(Component data from apps and pages)
# # # # #
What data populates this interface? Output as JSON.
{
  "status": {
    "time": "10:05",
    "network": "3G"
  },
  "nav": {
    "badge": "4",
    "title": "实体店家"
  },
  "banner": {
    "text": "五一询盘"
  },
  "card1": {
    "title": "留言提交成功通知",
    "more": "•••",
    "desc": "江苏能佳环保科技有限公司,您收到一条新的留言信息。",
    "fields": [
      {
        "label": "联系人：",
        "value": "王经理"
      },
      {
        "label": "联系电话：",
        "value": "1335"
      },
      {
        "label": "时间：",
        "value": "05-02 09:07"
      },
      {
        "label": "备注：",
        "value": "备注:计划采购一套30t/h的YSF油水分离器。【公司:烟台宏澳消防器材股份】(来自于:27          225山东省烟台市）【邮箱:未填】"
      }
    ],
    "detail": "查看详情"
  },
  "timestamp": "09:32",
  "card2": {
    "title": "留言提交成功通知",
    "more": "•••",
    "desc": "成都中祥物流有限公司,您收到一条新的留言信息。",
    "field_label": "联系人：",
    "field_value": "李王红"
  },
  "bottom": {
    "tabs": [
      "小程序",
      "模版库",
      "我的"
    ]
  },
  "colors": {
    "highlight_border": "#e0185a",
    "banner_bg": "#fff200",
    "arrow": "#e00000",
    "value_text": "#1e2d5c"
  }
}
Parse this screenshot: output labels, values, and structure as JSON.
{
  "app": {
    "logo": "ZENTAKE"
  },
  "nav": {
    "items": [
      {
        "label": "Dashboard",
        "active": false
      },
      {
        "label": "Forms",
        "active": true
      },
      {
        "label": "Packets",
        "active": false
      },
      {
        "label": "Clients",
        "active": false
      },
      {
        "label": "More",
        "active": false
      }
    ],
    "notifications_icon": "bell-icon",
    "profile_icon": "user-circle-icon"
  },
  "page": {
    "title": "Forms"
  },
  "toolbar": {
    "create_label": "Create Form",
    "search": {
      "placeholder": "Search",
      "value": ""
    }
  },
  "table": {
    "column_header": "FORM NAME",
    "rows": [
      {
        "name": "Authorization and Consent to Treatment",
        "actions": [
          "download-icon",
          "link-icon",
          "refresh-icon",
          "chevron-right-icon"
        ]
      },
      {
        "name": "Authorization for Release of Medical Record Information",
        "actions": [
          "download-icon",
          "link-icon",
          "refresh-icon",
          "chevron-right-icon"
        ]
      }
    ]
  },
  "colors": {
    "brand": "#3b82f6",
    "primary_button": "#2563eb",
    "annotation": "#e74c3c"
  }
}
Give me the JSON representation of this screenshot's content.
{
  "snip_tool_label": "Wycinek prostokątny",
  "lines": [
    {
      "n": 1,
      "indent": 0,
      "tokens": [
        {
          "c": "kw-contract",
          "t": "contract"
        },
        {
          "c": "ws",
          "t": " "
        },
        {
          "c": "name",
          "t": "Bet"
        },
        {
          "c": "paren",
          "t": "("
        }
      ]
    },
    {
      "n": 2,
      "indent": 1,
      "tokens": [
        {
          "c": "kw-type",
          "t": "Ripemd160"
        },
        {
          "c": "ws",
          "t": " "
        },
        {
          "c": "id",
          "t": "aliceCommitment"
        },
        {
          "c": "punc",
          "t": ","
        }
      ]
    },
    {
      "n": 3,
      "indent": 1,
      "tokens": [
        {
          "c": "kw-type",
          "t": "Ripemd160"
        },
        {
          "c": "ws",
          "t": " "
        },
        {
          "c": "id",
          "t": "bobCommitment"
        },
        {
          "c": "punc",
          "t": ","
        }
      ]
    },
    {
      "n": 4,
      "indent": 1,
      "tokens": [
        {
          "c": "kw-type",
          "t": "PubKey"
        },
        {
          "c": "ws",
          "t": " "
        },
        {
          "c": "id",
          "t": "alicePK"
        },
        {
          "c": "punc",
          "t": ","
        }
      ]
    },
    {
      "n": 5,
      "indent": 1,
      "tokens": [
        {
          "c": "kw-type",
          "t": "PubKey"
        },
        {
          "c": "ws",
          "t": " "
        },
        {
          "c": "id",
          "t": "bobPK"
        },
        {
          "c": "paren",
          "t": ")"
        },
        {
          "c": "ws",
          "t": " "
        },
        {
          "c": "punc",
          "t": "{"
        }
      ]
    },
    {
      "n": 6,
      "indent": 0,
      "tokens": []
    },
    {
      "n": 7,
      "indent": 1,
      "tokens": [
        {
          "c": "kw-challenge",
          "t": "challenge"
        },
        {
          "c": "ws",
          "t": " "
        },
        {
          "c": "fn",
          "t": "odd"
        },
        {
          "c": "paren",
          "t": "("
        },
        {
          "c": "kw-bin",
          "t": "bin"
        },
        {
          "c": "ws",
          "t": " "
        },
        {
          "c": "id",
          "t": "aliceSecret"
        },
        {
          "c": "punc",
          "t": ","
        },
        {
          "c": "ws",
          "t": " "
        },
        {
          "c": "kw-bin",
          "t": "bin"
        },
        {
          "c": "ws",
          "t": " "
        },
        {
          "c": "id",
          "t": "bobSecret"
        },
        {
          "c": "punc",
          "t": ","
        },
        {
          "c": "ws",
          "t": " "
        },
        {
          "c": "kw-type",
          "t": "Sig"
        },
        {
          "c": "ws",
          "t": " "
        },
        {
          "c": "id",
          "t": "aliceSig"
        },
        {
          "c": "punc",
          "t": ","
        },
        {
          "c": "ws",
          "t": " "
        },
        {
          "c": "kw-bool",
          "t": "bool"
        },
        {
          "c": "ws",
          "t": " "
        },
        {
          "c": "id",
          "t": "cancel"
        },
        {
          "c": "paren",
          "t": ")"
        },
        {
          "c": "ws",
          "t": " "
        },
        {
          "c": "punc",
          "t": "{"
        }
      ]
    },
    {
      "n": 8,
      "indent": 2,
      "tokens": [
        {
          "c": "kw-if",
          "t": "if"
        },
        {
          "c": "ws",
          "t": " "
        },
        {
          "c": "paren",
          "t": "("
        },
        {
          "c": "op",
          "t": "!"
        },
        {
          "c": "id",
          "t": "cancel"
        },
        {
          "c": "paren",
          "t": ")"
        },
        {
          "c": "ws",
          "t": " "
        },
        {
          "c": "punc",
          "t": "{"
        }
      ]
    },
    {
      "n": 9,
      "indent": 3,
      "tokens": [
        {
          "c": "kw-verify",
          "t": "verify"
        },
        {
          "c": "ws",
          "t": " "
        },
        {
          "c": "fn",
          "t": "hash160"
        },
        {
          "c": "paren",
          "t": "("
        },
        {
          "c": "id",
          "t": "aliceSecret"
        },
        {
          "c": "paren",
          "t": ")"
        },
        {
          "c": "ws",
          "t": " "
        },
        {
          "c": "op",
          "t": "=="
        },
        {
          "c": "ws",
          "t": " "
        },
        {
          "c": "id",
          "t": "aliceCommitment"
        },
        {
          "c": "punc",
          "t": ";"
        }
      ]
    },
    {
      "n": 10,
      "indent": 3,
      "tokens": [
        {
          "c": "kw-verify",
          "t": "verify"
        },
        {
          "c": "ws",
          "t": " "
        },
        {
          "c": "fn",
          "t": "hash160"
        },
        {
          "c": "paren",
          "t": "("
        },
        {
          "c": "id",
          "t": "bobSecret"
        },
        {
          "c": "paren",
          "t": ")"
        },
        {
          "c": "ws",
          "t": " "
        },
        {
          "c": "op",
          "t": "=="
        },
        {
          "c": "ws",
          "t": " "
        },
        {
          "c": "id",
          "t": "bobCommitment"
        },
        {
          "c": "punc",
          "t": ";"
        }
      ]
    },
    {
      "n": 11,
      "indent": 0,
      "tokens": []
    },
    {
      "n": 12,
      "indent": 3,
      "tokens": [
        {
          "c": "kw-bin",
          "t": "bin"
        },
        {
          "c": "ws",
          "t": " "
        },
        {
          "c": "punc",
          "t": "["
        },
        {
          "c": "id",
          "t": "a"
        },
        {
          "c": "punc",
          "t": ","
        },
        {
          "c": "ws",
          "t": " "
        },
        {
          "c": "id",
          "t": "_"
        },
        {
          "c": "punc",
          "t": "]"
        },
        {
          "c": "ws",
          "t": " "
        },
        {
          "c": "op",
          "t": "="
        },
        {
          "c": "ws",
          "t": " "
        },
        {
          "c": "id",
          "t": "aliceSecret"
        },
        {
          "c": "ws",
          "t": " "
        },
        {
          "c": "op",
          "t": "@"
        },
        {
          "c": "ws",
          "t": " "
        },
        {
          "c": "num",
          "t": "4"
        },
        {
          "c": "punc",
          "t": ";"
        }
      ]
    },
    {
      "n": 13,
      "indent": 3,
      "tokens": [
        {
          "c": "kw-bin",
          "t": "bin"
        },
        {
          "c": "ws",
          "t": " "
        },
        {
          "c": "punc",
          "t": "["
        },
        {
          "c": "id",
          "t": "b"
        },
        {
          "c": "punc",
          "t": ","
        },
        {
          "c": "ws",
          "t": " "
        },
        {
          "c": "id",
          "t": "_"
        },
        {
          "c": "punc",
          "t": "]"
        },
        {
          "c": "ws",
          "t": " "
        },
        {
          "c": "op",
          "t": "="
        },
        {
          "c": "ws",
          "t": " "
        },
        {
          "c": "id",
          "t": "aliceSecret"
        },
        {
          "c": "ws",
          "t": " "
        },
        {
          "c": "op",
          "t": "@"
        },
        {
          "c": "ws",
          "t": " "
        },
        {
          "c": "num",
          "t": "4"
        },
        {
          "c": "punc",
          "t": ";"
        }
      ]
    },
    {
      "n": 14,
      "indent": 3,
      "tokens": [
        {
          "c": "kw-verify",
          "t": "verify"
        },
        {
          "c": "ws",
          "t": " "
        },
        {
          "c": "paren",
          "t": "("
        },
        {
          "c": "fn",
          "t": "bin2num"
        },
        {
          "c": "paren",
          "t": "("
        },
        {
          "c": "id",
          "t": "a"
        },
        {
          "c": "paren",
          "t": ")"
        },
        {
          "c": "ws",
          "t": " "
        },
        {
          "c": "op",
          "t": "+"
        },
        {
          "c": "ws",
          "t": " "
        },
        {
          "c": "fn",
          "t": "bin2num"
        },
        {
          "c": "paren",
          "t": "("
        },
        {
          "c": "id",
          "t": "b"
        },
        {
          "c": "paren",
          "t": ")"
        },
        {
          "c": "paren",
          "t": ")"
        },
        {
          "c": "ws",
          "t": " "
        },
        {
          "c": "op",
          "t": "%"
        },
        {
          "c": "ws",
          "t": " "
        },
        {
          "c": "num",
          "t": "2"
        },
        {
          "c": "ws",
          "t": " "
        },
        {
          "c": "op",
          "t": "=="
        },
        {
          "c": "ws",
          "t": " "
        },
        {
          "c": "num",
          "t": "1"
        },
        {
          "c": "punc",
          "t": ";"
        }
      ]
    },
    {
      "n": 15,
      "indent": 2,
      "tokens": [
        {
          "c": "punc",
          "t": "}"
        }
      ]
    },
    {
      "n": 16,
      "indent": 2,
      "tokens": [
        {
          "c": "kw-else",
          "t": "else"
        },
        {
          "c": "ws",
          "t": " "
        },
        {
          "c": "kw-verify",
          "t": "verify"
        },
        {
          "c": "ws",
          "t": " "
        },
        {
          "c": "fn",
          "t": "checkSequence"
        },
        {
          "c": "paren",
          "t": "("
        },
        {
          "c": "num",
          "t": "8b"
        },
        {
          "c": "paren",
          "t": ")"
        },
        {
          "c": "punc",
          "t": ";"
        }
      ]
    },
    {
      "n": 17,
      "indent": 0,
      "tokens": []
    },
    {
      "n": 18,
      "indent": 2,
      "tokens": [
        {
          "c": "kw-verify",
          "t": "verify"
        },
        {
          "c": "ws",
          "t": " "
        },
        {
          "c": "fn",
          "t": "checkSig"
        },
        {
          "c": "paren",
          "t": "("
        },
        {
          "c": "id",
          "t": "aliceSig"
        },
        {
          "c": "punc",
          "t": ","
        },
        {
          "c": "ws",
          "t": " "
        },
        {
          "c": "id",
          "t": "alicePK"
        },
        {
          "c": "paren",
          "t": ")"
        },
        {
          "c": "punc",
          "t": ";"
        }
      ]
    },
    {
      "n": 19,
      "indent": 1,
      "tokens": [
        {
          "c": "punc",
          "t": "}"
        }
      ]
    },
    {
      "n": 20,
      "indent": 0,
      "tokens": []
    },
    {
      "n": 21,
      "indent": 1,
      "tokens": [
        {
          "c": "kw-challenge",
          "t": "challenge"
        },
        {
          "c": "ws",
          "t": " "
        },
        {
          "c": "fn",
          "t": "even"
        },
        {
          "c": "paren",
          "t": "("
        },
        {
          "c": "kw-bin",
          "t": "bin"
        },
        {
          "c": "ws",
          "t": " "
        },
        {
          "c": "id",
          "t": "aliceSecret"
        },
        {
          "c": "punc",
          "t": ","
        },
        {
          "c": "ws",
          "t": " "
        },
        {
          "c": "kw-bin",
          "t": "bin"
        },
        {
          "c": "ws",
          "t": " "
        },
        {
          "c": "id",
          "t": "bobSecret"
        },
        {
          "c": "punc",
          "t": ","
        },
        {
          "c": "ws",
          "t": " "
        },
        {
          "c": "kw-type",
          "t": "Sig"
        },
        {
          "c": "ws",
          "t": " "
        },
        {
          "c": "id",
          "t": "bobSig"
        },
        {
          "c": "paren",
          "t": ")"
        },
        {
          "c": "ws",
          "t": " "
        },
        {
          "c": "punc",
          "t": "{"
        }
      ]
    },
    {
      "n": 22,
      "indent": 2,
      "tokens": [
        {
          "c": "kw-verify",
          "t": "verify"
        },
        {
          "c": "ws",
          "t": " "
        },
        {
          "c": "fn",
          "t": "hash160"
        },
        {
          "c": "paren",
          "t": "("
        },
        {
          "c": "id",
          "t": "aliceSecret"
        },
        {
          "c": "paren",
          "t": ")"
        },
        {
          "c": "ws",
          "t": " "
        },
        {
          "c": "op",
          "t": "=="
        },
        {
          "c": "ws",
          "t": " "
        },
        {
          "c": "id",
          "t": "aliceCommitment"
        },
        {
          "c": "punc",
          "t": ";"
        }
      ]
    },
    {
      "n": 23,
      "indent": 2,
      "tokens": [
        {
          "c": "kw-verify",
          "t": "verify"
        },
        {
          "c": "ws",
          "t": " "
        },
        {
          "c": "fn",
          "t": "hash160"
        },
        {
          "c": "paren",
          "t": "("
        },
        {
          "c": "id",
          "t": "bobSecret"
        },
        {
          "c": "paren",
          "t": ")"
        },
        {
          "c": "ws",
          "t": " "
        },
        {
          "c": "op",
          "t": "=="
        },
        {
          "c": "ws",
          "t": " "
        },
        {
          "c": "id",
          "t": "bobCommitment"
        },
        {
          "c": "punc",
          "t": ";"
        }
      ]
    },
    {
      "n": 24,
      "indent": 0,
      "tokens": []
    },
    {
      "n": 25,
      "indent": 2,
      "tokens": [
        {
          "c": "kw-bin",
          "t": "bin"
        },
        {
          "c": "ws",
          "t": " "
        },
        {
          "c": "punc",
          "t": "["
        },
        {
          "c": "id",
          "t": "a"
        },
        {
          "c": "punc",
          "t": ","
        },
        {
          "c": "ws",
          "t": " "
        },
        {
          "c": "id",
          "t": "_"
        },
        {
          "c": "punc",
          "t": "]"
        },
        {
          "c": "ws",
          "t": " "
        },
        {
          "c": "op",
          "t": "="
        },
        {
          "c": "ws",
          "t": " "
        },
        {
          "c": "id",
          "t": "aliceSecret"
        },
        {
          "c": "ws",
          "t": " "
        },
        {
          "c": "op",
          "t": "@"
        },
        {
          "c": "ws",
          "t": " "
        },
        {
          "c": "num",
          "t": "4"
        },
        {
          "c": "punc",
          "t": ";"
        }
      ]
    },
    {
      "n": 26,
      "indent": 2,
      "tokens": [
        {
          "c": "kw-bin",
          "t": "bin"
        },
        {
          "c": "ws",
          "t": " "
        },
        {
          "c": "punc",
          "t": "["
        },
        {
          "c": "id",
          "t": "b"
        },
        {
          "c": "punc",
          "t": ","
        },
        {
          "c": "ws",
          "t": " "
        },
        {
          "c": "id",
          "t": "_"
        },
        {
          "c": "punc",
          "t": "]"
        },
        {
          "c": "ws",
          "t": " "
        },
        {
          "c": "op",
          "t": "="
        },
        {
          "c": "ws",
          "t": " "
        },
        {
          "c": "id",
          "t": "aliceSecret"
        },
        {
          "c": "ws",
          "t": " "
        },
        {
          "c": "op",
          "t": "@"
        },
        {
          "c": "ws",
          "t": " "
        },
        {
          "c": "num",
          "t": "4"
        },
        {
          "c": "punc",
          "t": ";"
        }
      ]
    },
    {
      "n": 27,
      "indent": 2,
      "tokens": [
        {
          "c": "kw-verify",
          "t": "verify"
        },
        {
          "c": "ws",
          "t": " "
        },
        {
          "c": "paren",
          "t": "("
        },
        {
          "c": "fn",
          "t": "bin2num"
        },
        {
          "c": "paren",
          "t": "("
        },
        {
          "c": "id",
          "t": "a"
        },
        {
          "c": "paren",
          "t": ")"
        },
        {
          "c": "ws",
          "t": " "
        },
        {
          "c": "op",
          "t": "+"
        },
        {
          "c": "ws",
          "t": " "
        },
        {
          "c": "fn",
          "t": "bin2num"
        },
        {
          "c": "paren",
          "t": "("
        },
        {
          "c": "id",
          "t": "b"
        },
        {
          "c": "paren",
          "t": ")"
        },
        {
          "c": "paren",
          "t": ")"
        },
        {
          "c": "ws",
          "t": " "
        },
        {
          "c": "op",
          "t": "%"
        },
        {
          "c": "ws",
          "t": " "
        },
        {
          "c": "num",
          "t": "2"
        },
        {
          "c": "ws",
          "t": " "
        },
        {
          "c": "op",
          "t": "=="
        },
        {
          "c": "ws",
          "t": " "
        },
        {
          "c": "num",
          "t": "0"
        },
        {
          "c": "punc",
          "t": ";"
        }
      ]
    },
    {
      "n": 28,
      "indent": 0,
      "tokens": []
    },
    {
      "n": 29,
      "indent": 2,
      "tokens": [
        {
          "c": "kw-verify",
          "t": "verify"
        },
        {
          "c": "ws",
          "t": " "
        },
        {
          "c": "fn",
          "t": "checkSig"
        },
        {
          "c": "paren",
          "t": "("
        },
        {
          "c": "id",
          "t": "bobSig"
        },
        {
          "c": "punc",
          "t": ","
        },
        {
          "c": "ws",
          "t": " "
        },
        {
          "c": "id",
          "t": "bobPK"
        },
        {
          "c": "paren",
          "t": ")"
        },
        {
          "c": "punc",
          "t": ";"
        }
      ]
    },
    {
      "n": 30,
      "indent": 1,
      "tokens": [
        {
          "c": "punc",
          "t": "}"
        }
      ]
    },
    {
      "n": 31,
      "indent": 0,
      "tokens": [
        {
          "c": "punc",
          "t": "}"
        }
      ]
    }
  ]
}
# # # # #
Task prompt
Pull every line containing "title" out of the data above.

Task solution
    "title": "实体店家"
    "title": "留言提交成功通知",
    "title": "留言提交成功通知",
    "title": "Forms"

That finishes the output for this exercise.